This initial round of investments is ambitious in both its scale and breadth -- a testament to a driven, second-term mayor committed to forging new ground in some difficult terrain. And yet, Mayor Bloomberg is not alone in his decision to focus on combating poverty or in his search for new, effective ways to confront it. Across the country, mayors are increasingly turning their attention to these issues. Los Angeles Mayor Antonio Villaraigosa recently convened a task force of mayors to develop a forward-thinking anti-poverty action plan. The mayors acknowledged that reductions in poverty are unlikely to come from expanding subsidies and entitlement programs, but from revising the way we use public resources to create a lifelong ladder of learning and opportunity. Specifically, Villaraigosa has called for a revitalizing system of work skills and training, an expanded EITC to make work pay, and the provision of children’s savings accounts to provide a platform to build assets over a lifetime and learn the basics of financial education.
Like Bloomberg, these mayors recognize that there are no quick fixes. This current crop of politicians may be long gone before we realize what works, making these efforts all the more laudable. But they have launched a necessary first step, which is an active search for policy interventions that can work over the long term.
*Reid Cramer’s article was originally published by the Ripon Forum, www.riponsociety.org
New York City Mayor Michael Bloomberg
On other pages
Michael Bloomberg, Mayor of New York City
Michael R. Bloomberg became New York City's 108th mayor on 1 January 2002 and was re-elected for a second term on 8 November 2005. He was born into a Jewish-American family on 14 February 1942 in Medford, Massachusetts, where his father was the bookkeeper at a local dairy. After attending Johns Hopkins University to study electrical engineering, where he was a self-financed student, he obtained his MBA from Harvard Business School in 1966. He was then hired by Salomon Brothers to work on Wall Street.
He quickly advanced through the ranks and became a partner in 1972. Soon after, he was supervising all of Salomon's stock trading, sales and later, its information systems. He was dismissed in 1981 after another company acquired Salomon. Bloomberg used his stake from the Salomon sale to start his own company, an enterprise that would revolutionise the way Wall Street did business. In 1982, Bloomberg L.P. sold 20 subscriptions to its service; 20 years later that figure had multiplied to over 165,000 subscribers worldwide. As the business proved its viability, the company branched out and in 1990 Bloomberg LP entered the media business, launching a news service, and then radio, television, Internet, and publishing operations.

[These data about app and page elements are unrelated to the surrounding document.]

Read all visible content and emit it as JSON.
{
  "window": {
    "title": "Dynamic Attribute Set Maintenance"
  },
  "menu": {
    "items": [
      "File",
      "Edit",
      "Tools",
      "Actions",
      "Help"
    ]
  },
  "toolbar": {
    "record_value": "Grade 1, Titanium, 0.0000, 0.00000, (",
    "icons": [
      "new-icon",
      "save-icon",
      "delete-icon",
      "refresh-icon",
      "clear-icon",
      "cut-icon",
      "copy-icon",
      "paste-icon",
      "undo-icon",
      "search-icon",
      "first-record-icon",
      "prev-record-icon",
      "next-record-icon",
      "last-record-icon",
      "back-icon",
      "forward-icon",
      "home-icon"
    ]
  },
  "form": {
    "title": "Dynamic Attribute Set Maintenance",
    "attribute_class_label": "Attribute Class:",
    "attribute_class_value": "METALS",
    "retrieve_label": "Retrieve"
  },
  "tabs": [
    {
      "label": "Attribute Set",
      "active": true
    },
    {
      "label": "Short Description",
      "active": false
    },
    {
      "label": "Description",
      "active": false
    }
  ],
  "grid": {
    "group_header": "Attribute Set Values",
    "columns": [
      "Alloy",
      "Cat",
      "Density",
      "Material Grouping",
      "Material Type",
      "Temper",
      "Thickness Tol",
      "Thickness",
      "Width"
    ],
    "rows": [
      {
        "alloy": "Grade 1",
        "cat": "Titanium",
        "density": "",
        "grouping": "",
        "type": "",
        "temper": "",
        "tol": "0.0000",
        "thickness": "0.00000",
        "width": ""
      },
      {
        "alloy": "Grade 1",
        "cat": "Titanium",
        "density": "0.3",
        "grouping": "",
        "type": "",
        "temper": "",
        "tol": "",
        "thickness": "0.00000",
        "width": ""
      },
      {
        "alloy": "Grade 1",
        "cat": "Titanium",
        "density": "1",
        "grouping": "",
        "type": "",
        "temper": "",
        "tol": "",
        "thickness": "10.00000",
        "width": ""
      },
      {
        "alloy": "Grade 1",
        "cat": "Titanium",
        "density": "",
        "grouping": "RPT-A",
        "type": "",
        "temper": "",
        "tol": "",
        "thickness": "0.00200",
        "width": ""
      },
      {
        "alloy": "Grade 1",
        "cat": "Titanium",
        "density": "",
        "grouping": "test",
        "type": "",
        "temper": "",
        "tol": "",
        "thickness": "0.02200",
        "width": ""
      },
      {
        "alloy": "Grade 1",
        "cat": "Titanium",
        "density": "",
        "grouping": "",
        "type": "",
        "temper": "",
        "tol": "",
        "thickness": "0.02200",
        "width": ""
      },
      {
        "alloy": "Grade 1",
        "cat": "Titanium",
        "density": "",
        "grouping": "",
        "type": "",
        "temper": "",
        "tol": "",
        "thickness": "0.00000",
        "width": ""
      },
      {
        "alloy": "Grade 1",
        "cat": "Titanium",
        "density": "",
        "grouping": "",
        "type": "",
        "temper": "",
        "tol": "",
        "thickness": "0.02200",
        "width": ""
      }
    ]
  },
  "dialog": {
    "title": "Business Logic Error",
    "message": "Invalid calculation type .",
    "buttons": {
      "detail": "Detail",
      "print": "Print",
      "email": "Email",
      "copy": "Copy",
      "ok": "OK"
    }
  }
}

Bloomberg’s election as mayor in 2001 came in the aftermath of 9/11, with two-term Republican Mayor Rudy Giuliani prevented from standing again by term limits. Giuliani’s tenure as mayor was notable for the zero tolerance policies he had pioneered alongside NYPD Commissioner Bill Bratton, having made his name as a tough city prosecutor during the 1980s. The Republicans’ hold on City Hall comes after the Democrat era typified by the terms of Ed Koch and David Dinkins and a series of damaging splits in the late 1970s. New Yorkers’ political allegiances are known to be fluid, with many voters prizing independence of mind rather than partisan allegiances and the ability to split ticket for elections at different levels of government. That said, machine politics still play a part in the selection of candidates in partisan primaries. Much is also made of ethnic voting blocs, with candidates assiduously courting the votes of Jewish, Irish, Italian and Hispanic communities. More